>>>

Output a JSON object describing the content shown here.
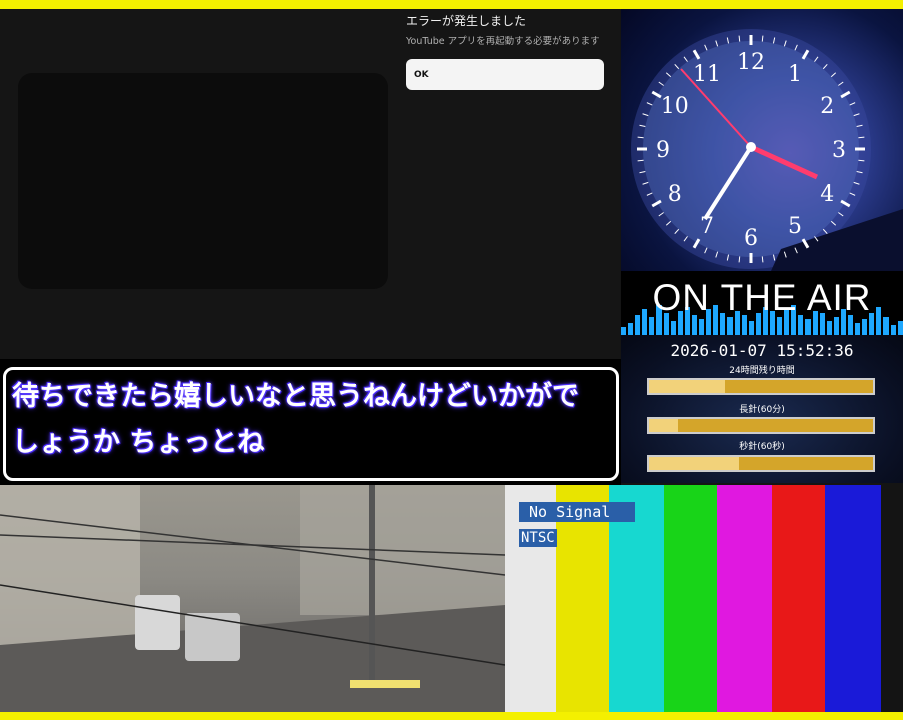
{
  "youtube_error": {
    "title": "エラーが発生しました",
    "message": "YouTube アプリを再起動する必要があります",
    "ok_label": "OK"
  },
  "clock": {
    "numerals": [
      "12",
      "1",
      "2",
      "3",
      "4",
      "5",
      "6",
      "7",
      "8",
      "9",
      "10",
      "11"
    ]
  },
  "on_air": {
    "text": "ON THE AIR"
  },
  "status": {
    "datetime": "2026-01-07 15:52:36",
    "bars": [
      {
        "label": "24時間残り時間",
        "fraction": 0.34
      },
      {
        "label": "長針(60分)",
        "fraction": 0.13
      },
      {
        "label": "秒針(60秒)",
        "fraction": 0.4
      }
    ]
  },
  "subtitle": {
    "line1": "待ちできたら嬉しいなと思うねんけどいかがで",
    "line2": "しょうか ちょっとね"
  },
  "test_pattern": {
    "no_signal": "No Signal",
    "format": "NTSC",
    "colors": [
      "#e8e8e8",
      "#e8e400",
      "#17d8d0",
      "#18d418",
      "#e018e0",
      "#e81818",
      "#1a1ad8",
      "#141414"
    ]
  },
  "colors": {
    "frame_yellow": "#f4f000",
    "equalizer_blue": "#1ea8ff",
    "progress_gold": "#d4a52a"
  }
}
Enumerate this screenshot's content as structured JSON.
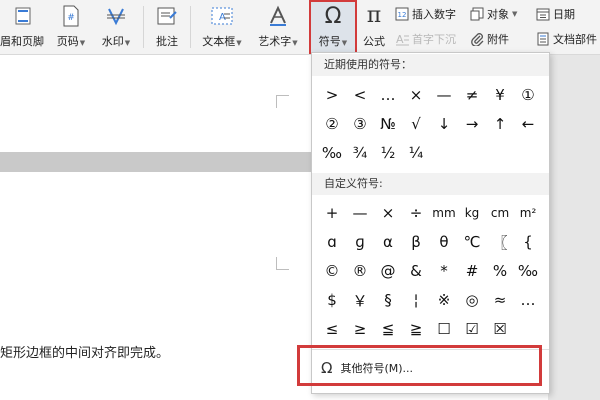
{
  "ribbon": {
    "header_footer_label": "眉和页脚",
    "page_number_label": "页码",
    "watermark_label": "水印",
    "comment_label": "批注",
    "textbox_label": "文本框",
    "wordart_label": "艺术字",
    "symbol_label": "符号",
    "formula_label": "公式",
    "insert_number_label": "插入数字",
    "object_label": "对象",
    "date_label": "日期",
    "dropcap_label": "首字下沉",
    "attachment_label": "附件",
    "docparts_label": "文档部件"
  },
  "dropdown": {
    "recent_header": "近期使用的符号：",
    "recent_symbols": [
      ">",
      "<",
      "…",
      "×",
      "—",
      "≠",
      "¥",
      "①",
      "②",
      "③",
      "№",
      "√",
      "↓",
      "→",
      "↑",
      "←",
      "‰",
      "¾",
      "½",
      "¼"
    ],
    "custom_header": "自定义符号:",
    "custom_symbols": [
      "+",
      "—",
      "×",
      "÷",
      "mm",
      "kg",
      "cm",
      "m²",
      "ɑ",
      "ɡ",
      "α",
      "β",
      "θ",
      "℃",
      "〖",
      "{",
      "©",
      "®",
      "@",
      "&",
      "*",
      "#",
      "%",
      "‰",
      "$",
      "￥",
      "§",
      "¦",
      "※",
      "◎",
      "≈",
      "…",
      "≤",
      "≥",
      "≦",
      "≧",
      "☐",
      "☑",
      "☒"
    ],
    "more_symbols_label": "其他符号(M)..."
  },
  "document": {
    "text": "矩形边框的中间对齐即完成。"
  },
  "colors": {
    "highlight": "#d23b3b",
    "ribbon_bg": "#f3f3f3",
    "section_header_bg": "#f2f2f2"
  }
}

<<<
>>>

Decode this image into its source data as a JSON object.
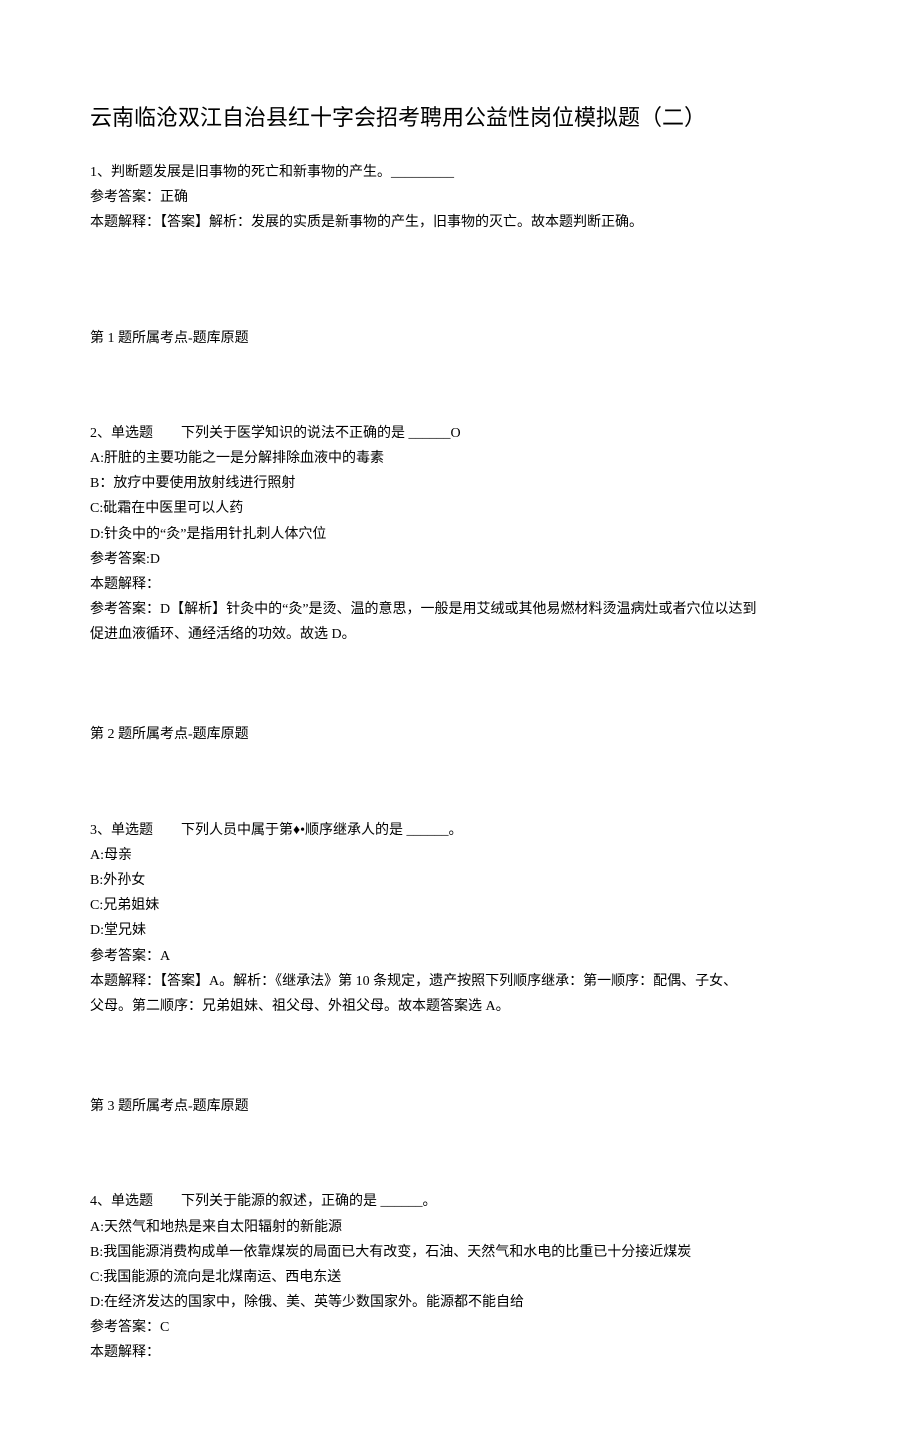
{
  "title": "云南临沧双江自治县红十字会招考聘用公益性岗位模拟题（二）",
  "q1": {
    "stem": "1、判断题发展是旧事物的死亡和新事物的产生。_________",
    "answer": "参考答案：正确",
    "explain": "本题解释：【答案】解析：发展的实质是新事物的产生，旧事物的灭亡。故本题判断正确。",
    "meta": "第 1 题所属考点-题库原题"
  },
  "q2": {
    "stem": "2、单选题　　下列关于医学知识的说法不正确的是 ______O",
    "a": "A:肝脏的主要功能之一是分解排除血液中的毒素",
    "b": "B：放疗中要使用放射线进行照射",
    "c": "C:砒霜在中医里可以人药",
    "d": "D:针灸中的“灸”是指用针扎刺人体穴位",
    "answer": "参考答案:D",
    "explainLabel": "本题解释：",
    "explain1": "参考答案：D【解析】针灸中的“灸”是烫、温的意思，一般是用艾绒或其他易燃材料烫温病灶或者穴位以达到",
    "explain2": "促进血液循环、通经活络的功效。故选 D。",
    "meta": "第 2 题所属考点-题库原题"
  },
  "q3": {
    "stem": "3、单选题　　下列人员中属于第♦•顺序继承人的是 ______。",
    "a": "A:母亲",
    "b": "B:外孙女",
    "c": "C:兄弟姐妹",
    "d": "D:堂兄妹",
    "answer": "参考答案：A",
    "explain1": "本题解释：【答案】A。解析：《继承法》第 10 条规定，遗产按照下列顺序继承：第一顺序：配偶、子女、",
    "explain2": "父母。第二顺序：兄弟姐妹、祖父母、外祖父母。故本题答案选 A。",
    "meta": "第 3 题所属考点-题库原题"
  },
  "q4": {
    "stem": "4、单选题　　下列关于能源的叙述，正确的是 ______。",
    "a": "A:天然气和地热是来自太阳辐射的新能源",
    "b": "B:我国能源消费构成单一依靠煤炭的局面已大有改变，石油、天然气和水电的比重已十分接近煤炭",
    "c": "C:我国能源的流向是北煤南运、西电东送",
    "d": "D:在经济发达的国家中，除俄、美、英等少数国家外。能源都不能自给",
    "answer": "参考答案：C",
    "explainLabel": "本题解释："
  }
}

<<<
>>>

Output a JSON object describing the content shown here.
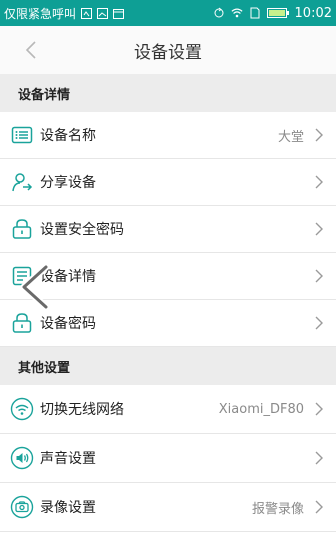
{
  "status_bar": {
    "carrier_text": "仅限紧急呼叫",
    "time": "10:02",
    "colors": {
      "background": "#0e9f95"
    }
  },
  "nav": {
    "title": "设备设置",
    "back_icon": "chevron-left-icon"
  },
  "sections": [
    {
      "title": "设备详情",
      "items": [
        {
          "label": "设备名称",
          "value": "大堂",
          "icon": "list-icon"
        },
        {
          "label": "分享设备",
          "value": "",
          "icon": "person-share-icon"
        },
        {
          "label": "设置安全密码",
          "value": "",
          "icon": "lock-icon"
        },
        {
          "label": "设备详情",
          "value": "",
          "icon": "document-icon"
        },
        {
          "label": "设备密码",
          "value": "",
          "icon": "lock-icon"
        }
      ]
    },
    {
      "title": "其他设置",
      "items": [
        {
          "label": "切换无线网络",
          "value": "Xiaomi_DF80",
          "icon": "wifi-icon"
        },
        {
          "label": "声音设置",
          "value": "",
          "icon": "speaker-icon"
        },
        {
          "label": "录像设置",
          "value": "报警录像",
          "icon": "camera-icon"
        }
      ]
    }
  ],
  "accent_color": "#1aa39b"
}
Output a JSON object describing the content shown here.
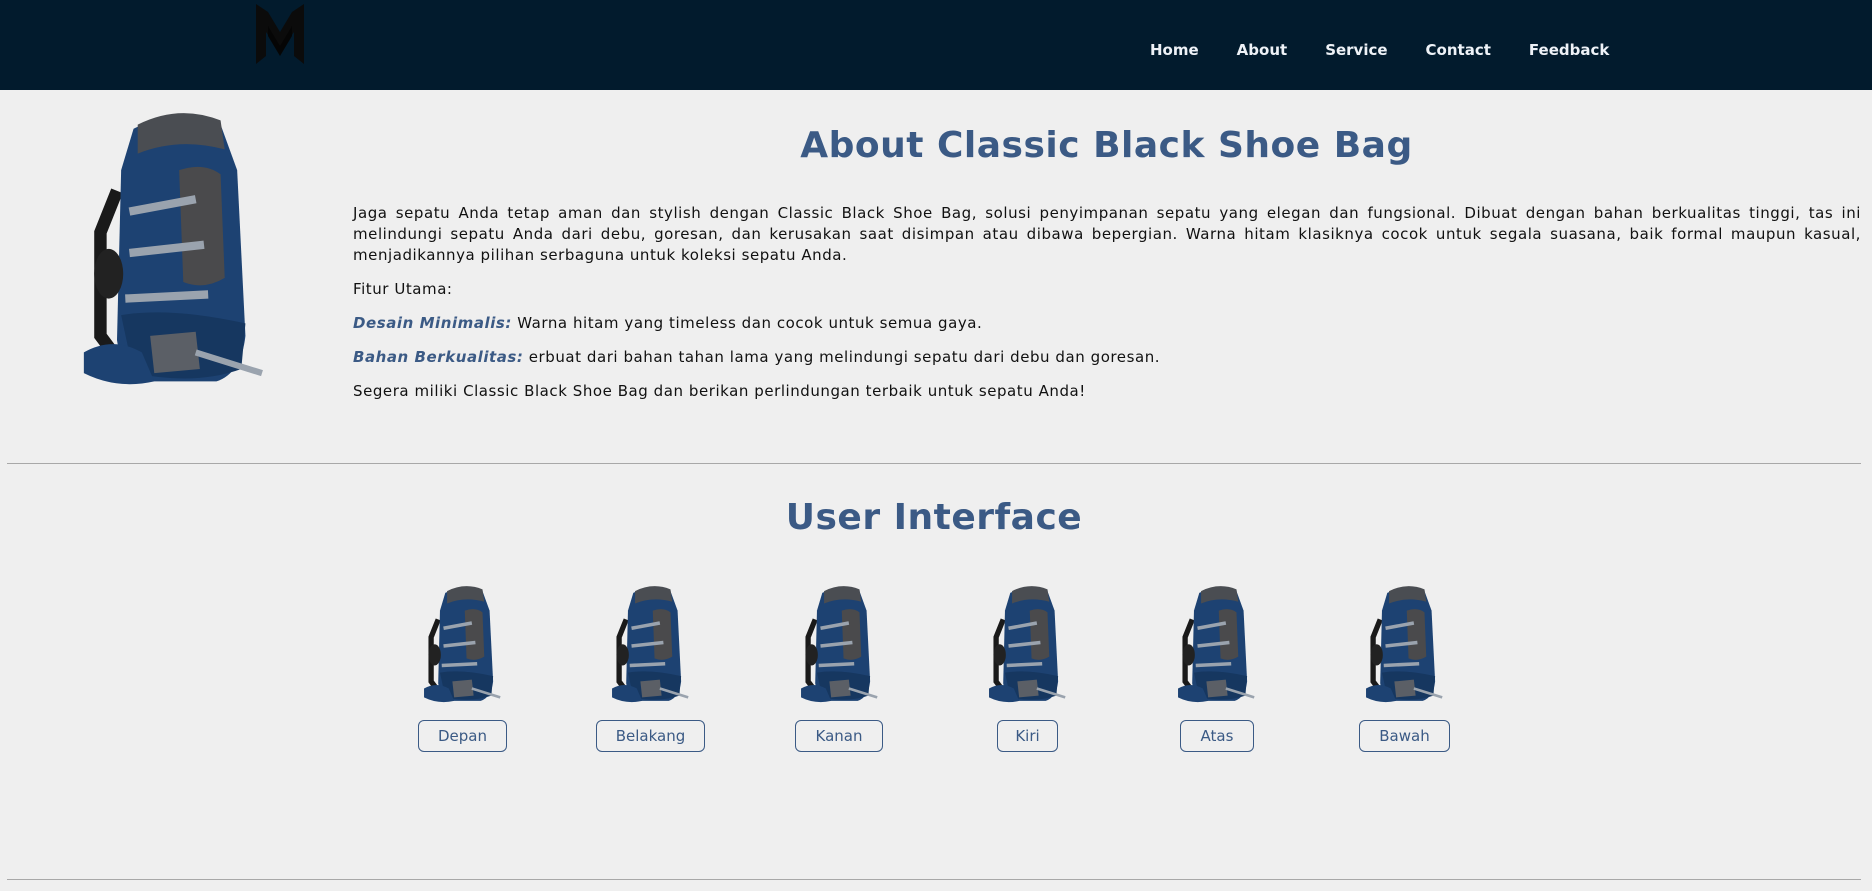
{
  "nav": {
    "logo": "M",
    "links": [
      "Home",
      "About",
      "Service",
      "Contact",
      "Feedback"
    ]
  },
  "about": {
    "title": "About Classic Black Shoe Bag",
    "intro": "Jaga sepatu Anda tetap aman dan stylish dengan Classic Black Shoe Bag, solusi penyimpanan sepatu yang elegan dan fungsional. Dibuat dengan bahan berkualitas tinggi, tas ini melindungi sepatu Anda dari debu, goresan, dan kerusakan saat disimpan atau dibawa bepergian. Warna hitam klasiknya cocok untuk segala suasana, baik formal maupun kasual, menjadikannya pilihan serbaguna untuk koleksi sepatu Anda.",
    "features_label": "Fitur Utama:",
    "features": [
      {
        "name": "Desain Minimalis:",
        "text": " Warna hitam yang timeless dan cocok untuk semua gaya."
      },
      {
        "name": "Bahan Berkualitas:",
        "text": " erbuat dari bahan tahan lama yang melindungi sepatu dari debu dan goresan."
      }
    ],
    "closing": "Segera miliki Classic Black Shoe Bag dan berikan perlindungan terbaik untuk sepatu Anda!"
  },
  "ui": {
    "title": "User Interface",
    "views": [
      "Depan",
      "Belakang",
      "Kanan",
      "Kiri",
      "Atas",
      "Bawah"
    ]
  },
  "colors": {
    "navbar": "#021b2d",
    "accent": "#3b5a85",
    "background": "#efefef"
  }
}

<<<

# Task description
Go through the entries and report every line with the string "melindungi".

# Result of the exercise
    "intro": "Jaga sepatu Anda tetap aman dan stylish dengan Classic Black Shoe Bag, solusi penyimpanan sepatu yang elegan dan fungsional. Dibuat dengan bahan berkualitas tinggi, tas ini melindungi sepatu Anda dari debu, goresan, dan kerusakan saat disimpan atau dibawa bepergian. Warna hitam klasiknya cocok untuk segala suasana, baik formal maupun kasual, menjadikannya pilihan serbaguna untuk koleksi sepatu Anda.",
        "text": " erbuat dari bahan tahan lama yang melindungi sepatu dari debu dan goresan."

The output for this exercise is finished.